[Web page and app entries]

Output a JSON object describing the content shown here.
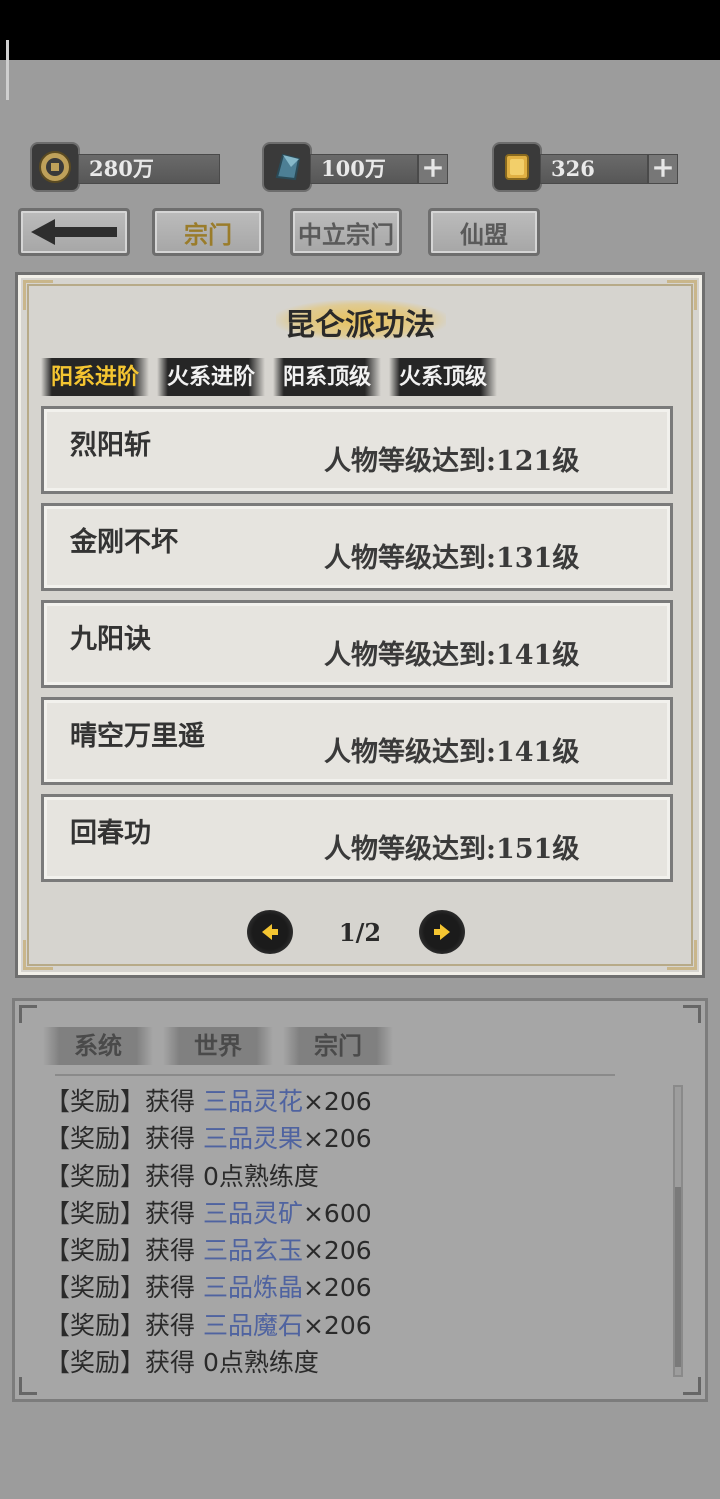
{
  "resources": [
    {
      "icon": "coin-icon",
      "value": "280万",
      "has_plus": false
    },
    {
      "icon": "crystal-icon",
      "value": "100万",
      "has_plus": true
    },
    {
      "icon": "gold-ingot-icon",
      "value": "326",
      "has_plus": true
    }
  ],
  "plus_symbol": "+",
  "nav": {
    "back_icon": "arrow-left-icon",
    "buttons": [
      "宗门",
      "中立宗门",
      "仙盟"
    ]
  },
  "panel": {
    "title": "昆仑派功法",
    "tabs": [
      "阳系进阶",
      "火系进阶",
      "阳系顶级",
      "火系顶级"
    ],
    "active_tab": 0,
    "items": [
      {
        "name": "烈阳斩",
        "requirement": "人物等级达到:121级"
      },
      {
        "name": "金刚不坏",
        "requirement": "人物等级达到:131级"
      },
      {
        "name": "九阳诀",
        "requirement": "人物等级达到:141级"
      },
      {
        "name": "晴空万里遥",
        "requirement": "人物等级达到:141级"
      },
      {
        "name": "回春功",
        "requirement": "人物等级达到:151级"
      }
    ],
    "pager": {
      "text": "1/2",
      "prev_icon": "arrow-left-icon",
      "next_icon": "arrow-right-icon"
    }
  },
  "chat": {
    "tabs": [
      "系统",
      "世界",
      "宗门"
    ],
    "lines": [
      {
        "prefix": "【奖励】获得 ",
        "item": "三品灵花",
        "suffix": "×206"
      },
      {
        "prefix": "【奖励】获得 ",
        "item": "三品灵果",
        "suffix": "×206"
      },
      {
        "prefix": "【奖励】获得 0点熟练度",
        "item": "",
        "suffix": ""
      },
      {
        "prefix": "【奖励】获得 ",
        "item": "三品灵矿",
        "suffix": "×600"
      },
      {
        "prefix": "【奖励】获得 ",
        "item": "三品玄玉",
        "suffix": "×206"
      },
      {
        "prefix": "【奖励】获得 ",
        "item": "三品炼晶",
        "suffix": "×206"
      },
      {
        "prefix": "【奖励】获得 ",
        "item": "三品魔石",
        "suffix": "×206"
      },
      {
        "prefix": "【奖励】获得 0点熟练度",
        "item": "",
        "suffix": ""
      }
    ]
  }
}
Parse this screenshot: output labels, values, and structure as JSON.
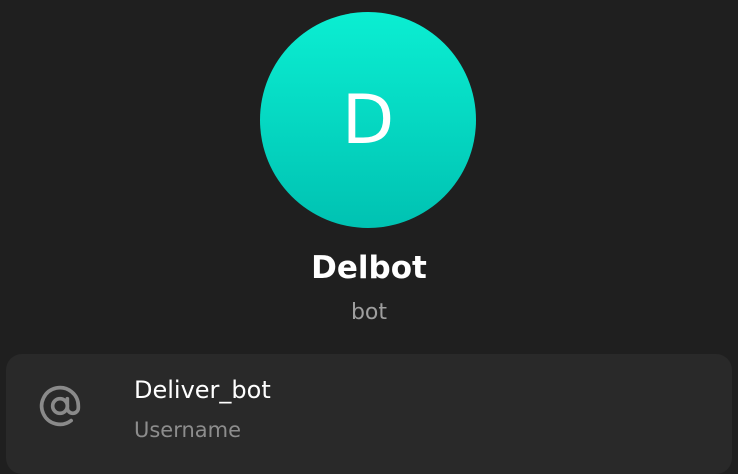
{
  "profile": {
    "avatar_letter": "D",
    "name": "Delbot",
    "subtitle": "bot"
  },
  "info": {
    "username_value": "Deliver_bot",
    "username_label": "Username",
    "username_icon": "at-icon"
  },
  "colors": {
    "background": "#1f1f1f",
    "card": "#292929",
    "avatar_top": "#0beed2",
    "avatar_bottom": "#00c2b2"
  }
}
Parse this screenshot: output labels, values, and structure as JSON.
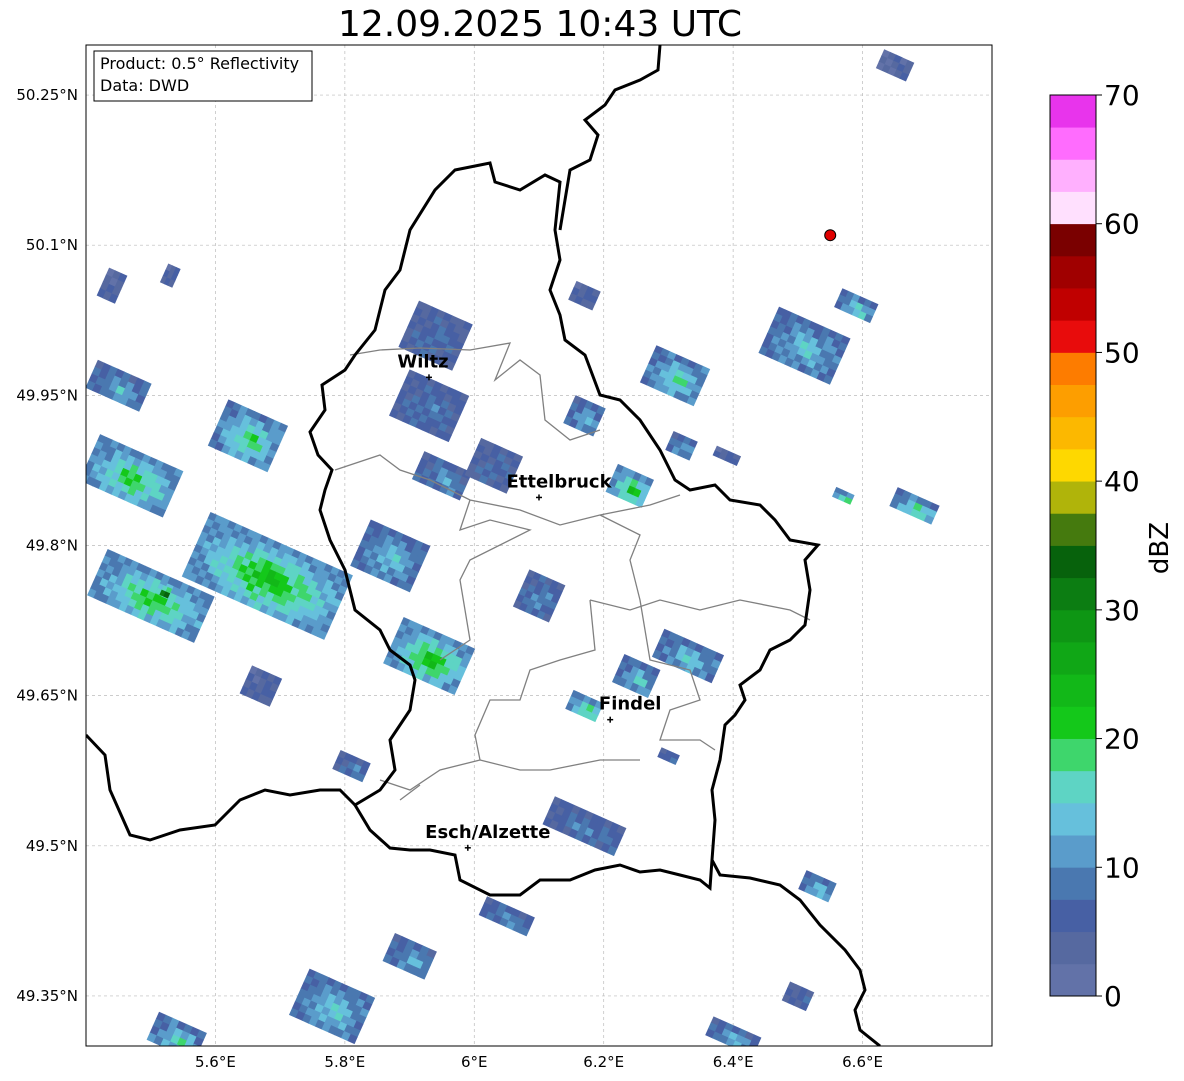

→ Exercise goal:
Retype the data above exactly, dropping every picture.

→ Response to the task:
Output a JSON object describing the content shown here.
{
  "resources": [
    {
      "icon": "coin-icon",
      "value": "280万",
      "has_plus": false
    },
    {
      "icon": "crystal-icon",
      "value": "100万",
      "has_plus": true
    },
    {
      "icon": "gold-ingot-icon",
      "value": "326",
      "has_plus": true
    }
  ],
  "plus_symbol": "+",
  "nav": {
    "back_icon": "arrow-left-icon",
    "buttons": [
      "宗门",
      "中立宗门",
      "仙盟"
    ]
  },
  "panel": {
    "title": "昆仑派功法",
    "tabs": [
      "阳系进阶",
      "火系进阶",
      "阳系顶级",
      "火系顶级"
    ],
    "active_tab": 0,
    "items": [
      {
        "name": "烈阳斩",
        "requirement": "人物等级达到:121级"
      },
      {
        "name": "金刚不坏",
        "requirement": "人物等级达到:131级"
      },
      {
        "name": "九阳诀",
        "requirement": "人物等级达到:141级"
      },
      {
        "name": "晴空万里遥",
        "requirement": "人物等级达到:141级"
      },
      {
        "name": "回春功",
        "requirement": "人物等级达到:151级"
      }
    ],
    "pager": {
      "text": "1/2",
      "prev_icon": "arrow-left-icon",
      "next_icon": "arrow-right-icon"
    }
  },
  "chat": {
    "tabs": [
      "系统",
      "世界",
      "宗门"
    ],
    "lines": [
      {
        "prefix": "【奖励】获得 ",
        "item": "三品灵花",
        "suffix": "×206"
      },
      {
        "prefix": "【奖励】获得 ",
        "item": "三品灵果",
        "suffix": "×206"
      },
      {
        "prefix": "【奖励】获得 0点熟练度",
        "item": "",
        "suffix": ""
      },
      {
        "prefix": "【奖励】获得 ",
        "item": "三品灵矿",
        "suffix": "×600"
      },
      {
        "prefix": "【奖励】获得 ",
        "item": "三品玄玉",
        "suffix": "×206"
      },
      {
        "prefix": "【奖励】获得 ",
        "item": "三品炼晶",
        "suffix": "×206"
      },
      {
        "prefix": "【奖励】获得 ",
        "item": "三品魔石",
        "suffix": "×206"
      },
      {
        "prefix": "【奖励】获得 0点熟练度",
        "item": "",
        "suffix": ""
      }
    ]
  }
}
Parse this screenshot: output labels, values, and structure as JSON.
{
  "profile": {
    "avatar_letter": "D",
    "name": "Delbot",
    "subtitle": "bot"
  },
  "info": {
    "username_value": "Deliver_bot",
    "username_label": "Username",
    "username_icon": "at-icon"
  },
  "colors": {
    "background": "#1f1f1f",
    "card": "#292929",
    "avatar_top": "#0beed2",
    "avatar_bottom": "#00c2b2"
  }
}
Parse this screenshot: output labels, values, and structure as JSON.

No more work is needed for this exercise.